Governments planning to halt the search for missing Malaysia Airlines flight MH 370 next week are facing a growing tide of opposition from international experts worried the Ministers involved are avoiding their responsibilities and putting the flying public at risk.

Do Malaysia and China really want to find MH370?

David Gallo, a world-renowned oceanographic expert who co-led the teams that found Air France flight 447 and produced the first detailed maps of the wreck of the Titanic, yesterday warned the governments to look closely at the cost of not continuing the search.

“I have everyday people emailing, texting and tweeting asking can you please stand up and say we need to get this done,’’ he told The Weekend West from the US.

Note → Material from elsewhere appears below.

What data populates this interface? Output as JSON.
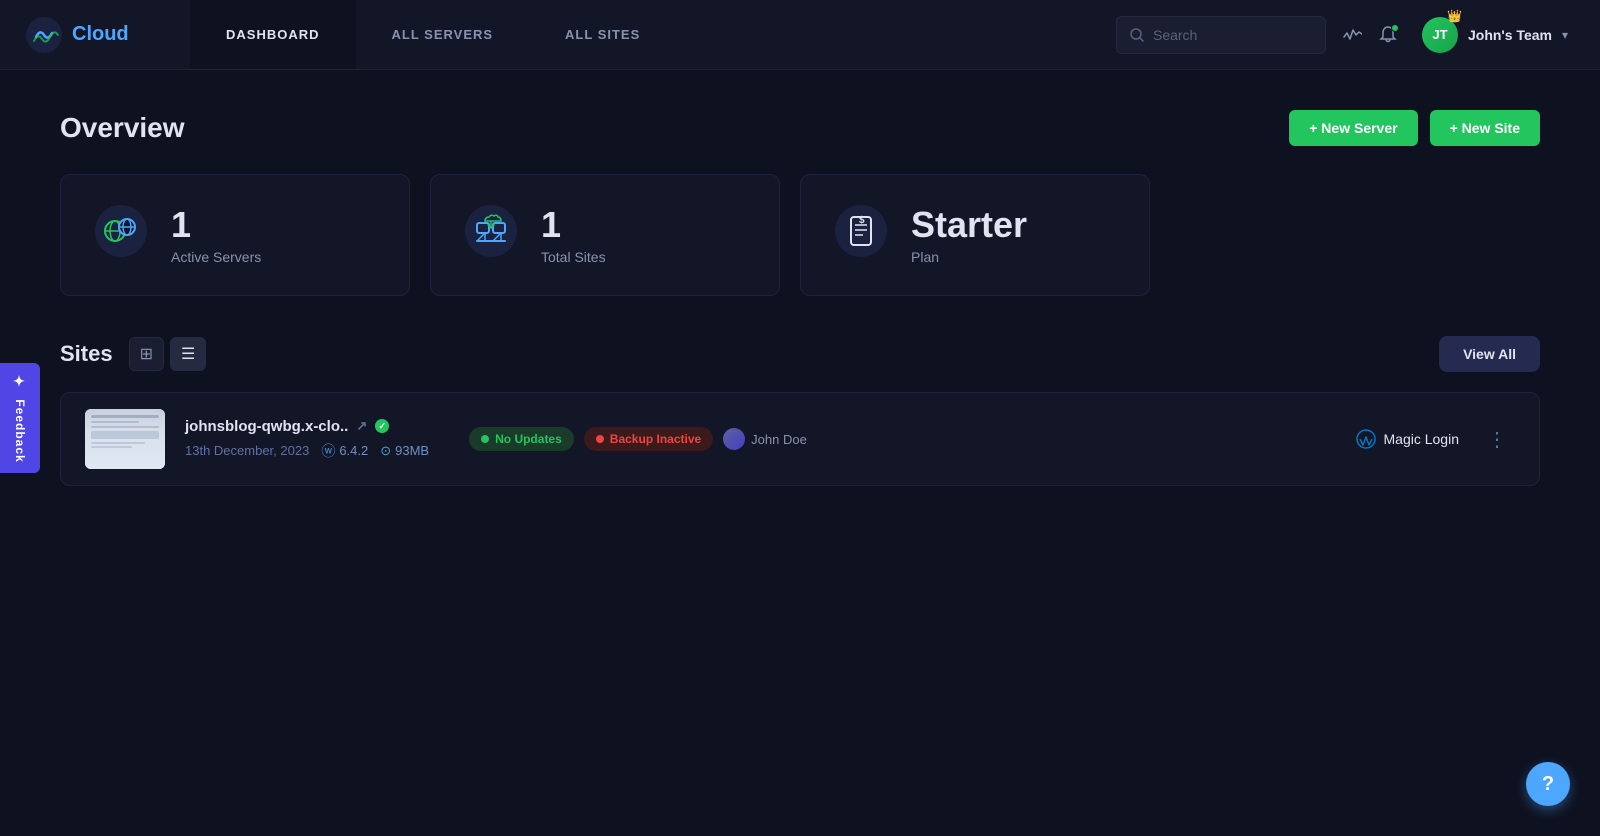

“I think people don’t realise what the impact is. One is to the families and the loved ones. But the second part is the flying public and not knowing what happened to this aircraft means that we’re all at risk of having the same thing happen to us or to our loved ones,” said Mr Gallo.

Over 10 million people get on board over 95,000 flights every day.

“When you look at that cost I think it becomes worth it to spend that kind of money and effort.’’

Australian Transport Minister Darren Chester, his Malaysian counterpart Liow Tiong Lai , and China’s Yang Chuantang decreed last year that the search will end after almost three years in the absence of credible new evidence leading to the identification of a specific location for the aircraft. 

This is expected to happen late next week when the last remaining ship, the Fugro Equator, halts operations to head back to Fremantle. where it is scheduled to demobilise and return to Singapore. 

The decision leaves unsolved the mystery of what happened to the Boeing 777 — which disappeared on March 8, 2014, while flying from Kuala Lumpur to Beijing with 239 passengers and crew on board — and any lessons from its mysterious disappearance unlearned. 

The Equator is currently using an autonomous underwater vehicle to run sonar scans in the new 25,000 sq, km area identified by international experts as the most likely site for the aircraft debris. 

The experts identified the site, to the north of the original 120,000sq km site where the plane was not found, after reviewing critical new ocean drift data made possible by the discovery of wreckage from the plane. 

They recommended the search continue and exhaust the remaining high probability crash site options.

The families of MH370 victims and Australian investigators also want to extend the search but the Ministers indicated the information is not precise enough to warrant the additional $50m in funding.

Mr Gallo, who is a former director of special operations at the US-based Wood Hole Oceanographic Institution and one of the first scientists to use robots and submarines to map the deep ocean floor, questioned how the governments could decide the information provided by the experts was not precise enough. 

He said the search area for AF447 had been a circle with an 80-mile (129km) diameter, even though the aircraft was transmitting data prior to plunging into the Atlantic Ocean in 2009 and wreckage was found on the surface. 

The search for the Air France Airbus A330 in deep water is the one most often compared to the MH370 operation because the black boxes were not found until a second expedition funded by French air safety investigator BEA, Airbus and Air France was mounted in 2011.

The US expert said the disruption of ending the search and demobilising the Fugro Equator would break up an experienced team and meant it would cost more to restart the search later, something he considered inevitable.

“You break the ribbon, you lose all the pieces and the cost goes way up in attempting to bring it all back together.’’ he said.

Debris hunter Blaine Gibson, who has found over 10 pieces of MH370 wreckage yesterday told AirlineRatings.com that the Malaysians just want to move on.

“I think the Malaysians right now just want to forget about it. 

“They just want to put it behind.”